*The task*: The following data needs to be repeated exactly, with all images excluded.

[Element data from apps and pages]
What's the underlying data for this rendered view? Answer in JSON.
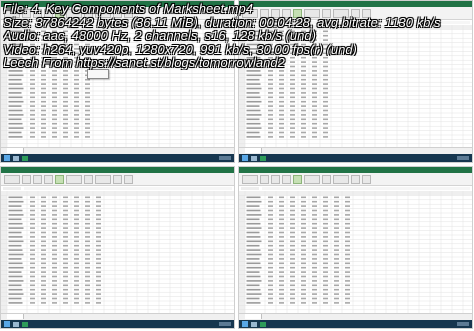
{
  "mediainfo": {
    "file_line": "File: 4. Key Components of Marksheet.mp4",
    "size_line": "Size: 37864242 bytes (36.11 MiB), duration: 00:04:28, avg.bitrate: 1130 kb/s",
    "audio_line": "Audio: aac, 48000 Hz, 2 channels, s16, 128 kb/s (und)",
    "video_line": "Video: h264, yuv420p, 1280x720, 991 kb/s, 30.00 fps(r) (und)",
    "leech_line": "Leech From https://sanet.st/blogs/tomorrowland2"
  },
  "colors": {
    "excel_green": "#217346",
    "taskbar": "#16364f",
    "grid_line": "#e2e2e2",
    "header_bg": "#efefef"
  },
  "thumbnails": [
    {
      "id": "thumb-1",
      "data_cols": 6,
      "shows_popup": true
    },
    {
      "id": "thumb-2",
      "data_cols": 6,
      "shows_popup": false
    },
    {
      "id": "thumb-3",
      "data_cols": 7,
      "shows_popup": false
    },
    {
      "id": "thumb-4",
      "data_cols": 8,
      "shows_popup": false
    }
  ],
  "icons": {
    "start": "windows-start-icon",
    "explorer": "file-explorer-icon",
    "excel": "excel-app-icon"
  }
}
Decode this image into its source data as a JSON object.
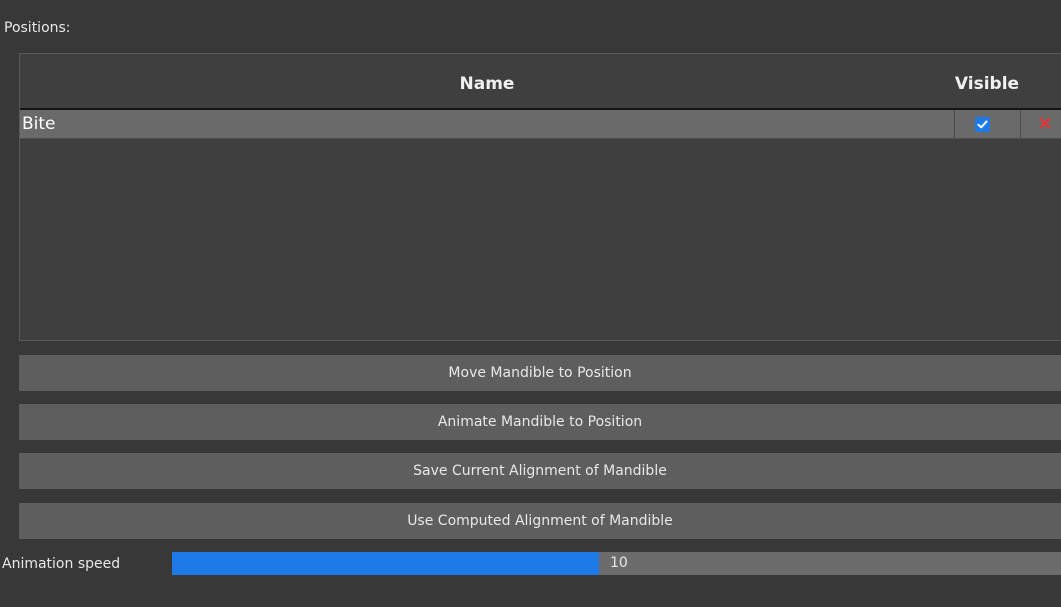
{
  "positions_label": "Positions:",
  "table": {
    "columns": [
      "Name",
      "Visible"
    ],
    "rows": [
      {
        "name": "Bite",
        "visible": true,
        "delete_icon": "close-icon"
      }
    ]
  },
  "buttons": {
    "move": "Move Mandible to Position",
    "animate": "Animate Mandible to Position",
    "save": "Save Current Alignment of Mandible",
    "use_computed": "Use Computed Alignment of Mandible"
  },
  "animation_speed": {
    "label": "Animation speed",
    "value": "10",
    "fill_fraction": 0.48
  },
  "colors": {
    "accent": "#1e7ae6",
    "delete": "#ff2a2a",
    "background": "#383838"
  }
}
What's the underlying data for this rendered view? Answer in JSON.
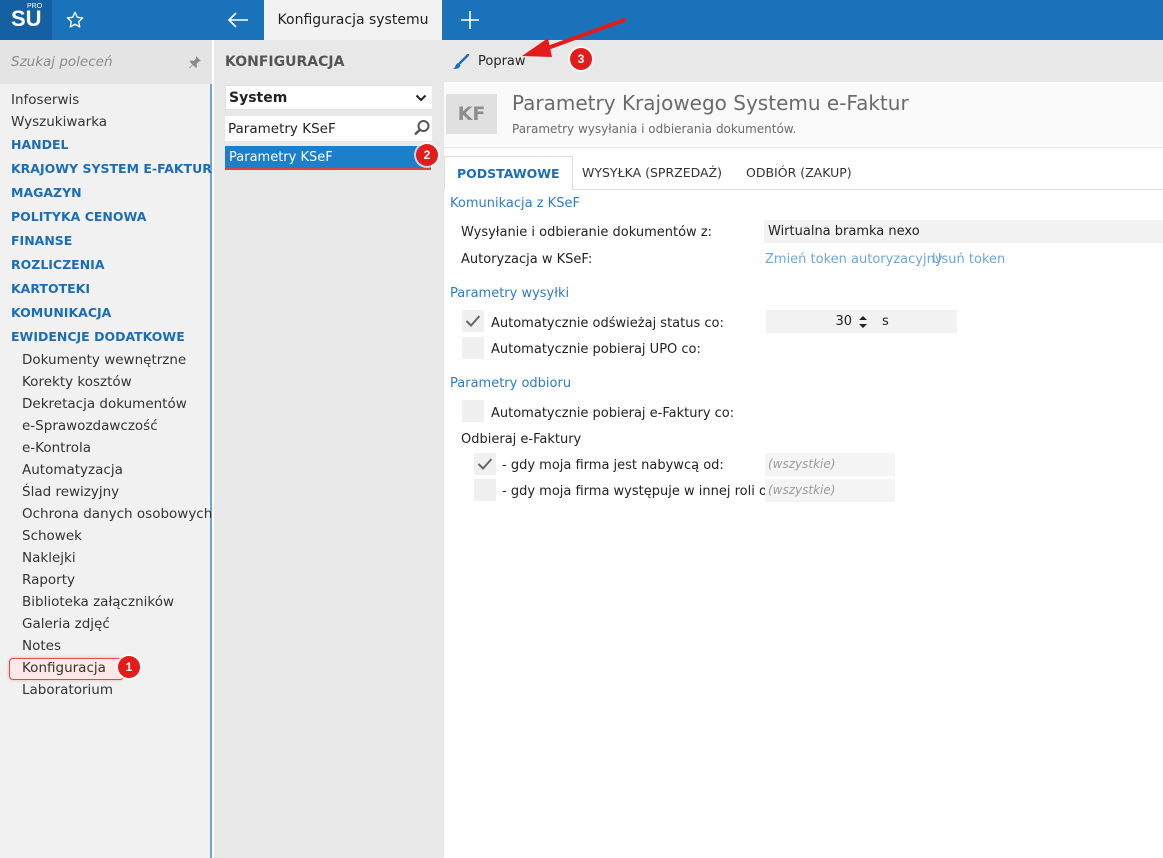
{
  "topbar": {
    "logo_text": "SU",
    "logo_sup": "PRO",
    "tab_title": "Konfiguracja systemu",
    "icons": [
      "star-icon",
      "back-arrow-icon",
      "plus-icon"
    ],
    "bg_color": "#1a72bb"
  },
  "sidebar": {
    "search_placeholder": "Szukaj poleceń",
    "items": [
      {
        "label": "Infoserwis",
        "kind": "item"
      },
      {
        "label": "Wyszukiwarka",
        "kind": "item"
      },
      {
        "label": "HANDEL",
        "kind": "cat"
      },
      {
        "label": "KRAJOWY SYSTEM E-FAKTUR",
        "kind": "cat"
      },
      {
        "label": "MAGAZYN",
        "kind": "cat"
      },
      {
        "label": "POLITYKA CENOWA",
        "kind": "cat"
      },
      {
        "label": "FINANSE",
        "kind": "cat"
      },
      {
        "label": "ROZLICZENIA",
        "kind": "cat"
      },
      {
        "label": "KARTOTEKI",
        "kind": "cat"
      },
      {
        "label": "KOMUNIKACJA",
        "kind": "cat"
      },
      {
        "label": "EWIDENCJE DODATKOWE",
        "kind": "cat"
      },
      {
        "label": "Dokumenty wewnętrzne",
        "kind": "sub"
      },
      {
        "label": "Korekty kosztów",
        "kind": "sub"
      },
      {
        "label": "Dekretacja dokumentów",
        "kind": "sub"
      },
      {
        "label": "e-Sprawozdawczość",
        "kind": "sub"
      },
      {
        "label": "e-Kontrola",
        "kind": "sub"
      },
      {
        "label": "Automatyzacja",
        "kind": "sub"
      },
      {
        "label": "Ślad rewizyjny",
        "kind": "sub"
      },
      {
        "label": "Ochrona danych osobowych",
        "kind": "sub"
      },
      {
        "label": "Schowek",
        "kind": "sub"
      },
      {
        "label": "Naklejki",
        "kind": "sub"
      },
      {
        "label": "Raporty",
        "kind": "sub"
      },
      {
        "label": "Biblioteka załączników",
        "kind": "sub"
      },
      {
        "label": "Galeria zdjęć",
        "kind": "sub"
      },
      {
        "label": "Notes",
        "kind": "sub"
      },
      {
        "label": "Konfiguracja",
        "kind": "sub",
        "highlighted": true
      },
      {
        "label": "Laboratorium",
        "kind": "sub"
      }
    ]
  },
  "middle": {
    "title": "KONFIGURACJA",
    "select_value": "System",
    "search_value": "Parametry KSeF",
    "list": [
      {
        "label": "Parametry KSeF",
        "selected": true
      }
    ]
  },
  "main": {
    "toolbar": {
      "edit_label": "Popraw"
    },
    "header": {
      "badge": "KF",
      "title": "Parametry Krajowego Systemu e-Faktur",
      "subtitle": "Parametry wysyłania i odbierania dokumentów."
    },
    "tabs": [
      {
        "label": "PODSTAWOWE",
        "active": true
      },
      {
        "label": "WYSYŁKA (SPRZEDAŻ)",
        "active": false
      },
      {
        "label": "ODBIÓR (ZAKUP)",
        "active": false
      }
    ],
    "sections": {
      "komunikacja": {
        "title": "Komunikacja z KSeF",
        "send_label": "Wysyłanie i odbieranie dokumentów z:",
        "send_value": "Wirtualna bramka nexo",
        "auth_label": "Autoryzacja w KSeF:",
        "change_token": "Zmień token autoryzacyjny",
        "remove_token": "Usuń token"
      },
      "wysylki": {
        "title": "Parametry wysyłki",
        "refresh_label": "Automatycznie odświeżaj status co:",
        "refresh_checked": true,
        "refresh_value": "30",
        "refresh_unit": "s",
        "upo_label": "Automatycznie pobieraj UPO co:",
        "upo_checked": false
      },
      "odbioru": {
        "title": "Parametry odbioru",
        "auto_label": "Automatycznie pobieraj e-Faktury co:",
        "auto_checked": false,
        "receive_title": "Odbieraj e-Faktury",
        "buyer_label": "- gdy moja firma jest nabywcą od:",
        "buyer_checked": true,
        "buyer_value": "(wszystkie)",
        "other_label": "- gdy moja firma występuje w innej roli od:",
        "other_checked": false,
        "other_value": "(wszystkie)"
      }
    }
  },
  "annotations": {
    "badge_1": "1",
    "badge_2": "2",
    "badge_3": "3",
    "color": "#e21b1b"
  }
}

*Finished task*:
What's the underlying data for this rendered view? Answer in JSON.
{
  "mediainfo": {
    "file_line": "File: 4. Key Components of Marksheet.mp4",
    "size_line": "Size: 37864242 bytes (36.11 MiB), duration: 00:04:28, avg.bitrate: 1130 kb/s",
    "audio_line": "Audio: aac, 48000 Hz, 2 channels, s16, 128 kb/s (und)",
    "video_line": "Video: h264, yuv420p, 1280x720, 991 kb/s, 30.00 fps(r) (und)",
    "leech_line": "Leech From https://sanet.st/blogs/tomorrowland2"
  },
  "colors": {
    "excel_green": "#217346",
    "taskbar": "#16364f",
    "grid_line": "#e2e2e2",
    "header_bg": "#efefef"
  },
  "thumbnails": [
    {
      "id": "thumb-1",
      "data_cols": 6,
      "shows_popup": true
    },
    {
      "id": "thumb-2",
      "data_cols": 6,
      "shows_popup": false
    },
    {
      "id": "thumb-3",
      "data_cols": 7,
      "shows_popup": false
    },
    {
      "id": "thumb-4",
      "data_cols": 8,
      "shows_popup": false
    }
  ],
  "icons": {
    "start": "windows-start-icon",
    "explorer": "file-explorer-icon",
    "excel": "excel-app-icon"
  }
}
Decode this image into its source data as a JSON object.
{
  "positions_label": "Positions:",
  "table": {
    "columns": [
      "Name",
      "Visible"
    ],
    "rows": [
      {
        "name": "Bite",
        "visible": true,
        "delete_icon": "close-icon"
      }
    ]
  },
  "buttons": {
    "move": "Move Mandible to Position",
    "animate": "Animate Mandible to Position",
    "save": "Save Current Alignment of Mandible",
    "use_computed": "Use Computed Alignment of Mandible"
  },
  "animation_speed": {
    "label": "Animation speed",
    "value": "10",
    "fill_fraction": 0.48
  },
  "colors": {
    "accent": "#1e7ae6",
    "delete": "#ff2a2a",
    "background": "#383838"
  }
}
What's the underlying data for this rendered view? Answer in JSON.
{
  "topbar": {
    "logo_text": "SU",
    "logo_sup": "PRO",
    "tab_title": "Konfiguracja systemu",
    "icons": [
      "star-icon",
      "back-arrow-icon",
      "plus-icon"
    ],
    "bg_color": "#1a72bb"
  },
  "sidebar": {
    "search_placeholder": "Szukaj poleceń",
    "items": [
      {
        "label": "Infoserwis",
        "kind": "item"
      },
      {
        "label": "Wyszukiwarka",
        "kind": "item"
      },
      {
        "label": "HANDEL",
        "kind": "cat"
      },
      {
        "label": "KRAJOWY SYSTEM E-FAKTUR",
        "kind": "cat"
      },
      {
        "label": "MAGAZYN",
        "kind": "cat"
      },
      {
        "label": "POLITYKA CENOWA",
        "kind": "cat"
      },
      {
        "label": "FINANSE",
        "kind": "cat"
      },
      {
        "label": "ROZLICZENIA",
        "kind": "cat"
      },
      {
        "label": "KARTOTEKI",
        "kind": "cat"
      },
      {
        "label": "KOMUNIKACJA",
        "kind": "cat"
      },
      {
        "label": "EWIDENCJE DODATKOWE",
        "kind": "cat"
      },
      {
        "label": "Dokumenty wewnętrzne",
        "kind": "sub"
      },
      {
        "label": "Korekty kosztów",
        "kind": "sub"
      },
      {
        "label": "Dekretacja dokumentów",
        "kind": "sub"
      },
      {
        "label": "e-Sprawozdawczość",
        "kind": "sub"
      },
      {
        "label": "e-Kontrola",
        "kind": "sub"
      },
      {
        "label": "Automatyzacja",
        "kind": "sub"
      },
      {
        "label": "Ślad rewizyjny",
        "kind": "sub"
      },
      {
        "label": "Ochrona danych osobowych",
        "kind": "sub"
      },
      {
        "label": "Schowek",
        "kind": "sub"
      },
      {
        "label": "Naklejki",
        "kind": "sub"
      },
      {
        "label": "Raporty",
        "kind": "sub"
      },
      {
        "label": "Biblioteka załączników",
        "kind": "sub"
      },
      {
        "label": "Galeria zdjęć",
        "kind": "sub"
      },
      {
        "label": "Notes",
        "kind": "sub"
      },
      {
        "label": "Konfiguracja",
        "kind": "sub",
        "highlighted": true
      },
      {
        "label": "Laboratorium",
        "kind": "sub"
      }
    ]
  },
  "middle": {
    "title": "KONFIGURACJA",
    "select_value": "System",
    "search_value": "Parametry KSeF",
    "list": [
      {
        "label": "Parametry KSeF",
        "selected": true
      }
    ]
  },
  "main": {
    "toolbar": {
      "edit_label": "Popraw"
    },
    "header": {
      "badge": "KF",
      "title": "Parametry Krajowego Systemu e-Faktur",
      "subtitle": "Parametry wysyłania i odbierania dokumentów."
    },
    "tabs": [
      {
        "label": "PODSTAWOWE",
        "active": true
      },
      {
        "label": "WYSYŁKA (SPRZEDAŻ)",
        "active": false
      },
      {
        "label": "ODBIÓR (ZAKUP)",
        "active": false
      }
    ],
    "sections": {
      "komunikacja": {
        "title": "Komunikacja z KSeF",
        "send_label": "Wysyłanie i odbieranie dokumentów z:",
        "send_value": "Wirtualna bramka nexo",
        "auth_label": "Autoryzacja w KSeF:",
        "change_token": "Zmień token autoryzacyjny",
        "remove_token": "Usuń token"
      },
      "wysylki": {
        "title": "Parametry wysyłki",
        "refresh_label": "Automatycznie odświeżaj status co:",
        "refresh_checked": true,
        "refresh_value": "30",
        "refresh_unit": "s",
        "upo_label": "Automatycznie pobieraj UPO co:",
        "upo_checked": false
      },
      "odbioru": {
        "title": "Parametry odbioru",
        "auto_label": "Automatycznie pobieraj e-Faktury co:",
        "auto_checked": false,
        "receive_title": "Odbieraj e-Faktury",
        "buyer_label": "- gdy moja firma jest nabywcą od:",
        "buyer_checked": true,
        "buyer_value": "(wszystkie)",
        "other_label": "- gdy moja firma występuje w innej roli od:",
        "other_checked": false,
        "other_value": "(wszystkie)"
      }
    }
  },
  "annotations": {
    "badge_1": "1",
    "badge_2": "2",
    "badge_3": "3",
    "color": "#e21b1b"
  }
}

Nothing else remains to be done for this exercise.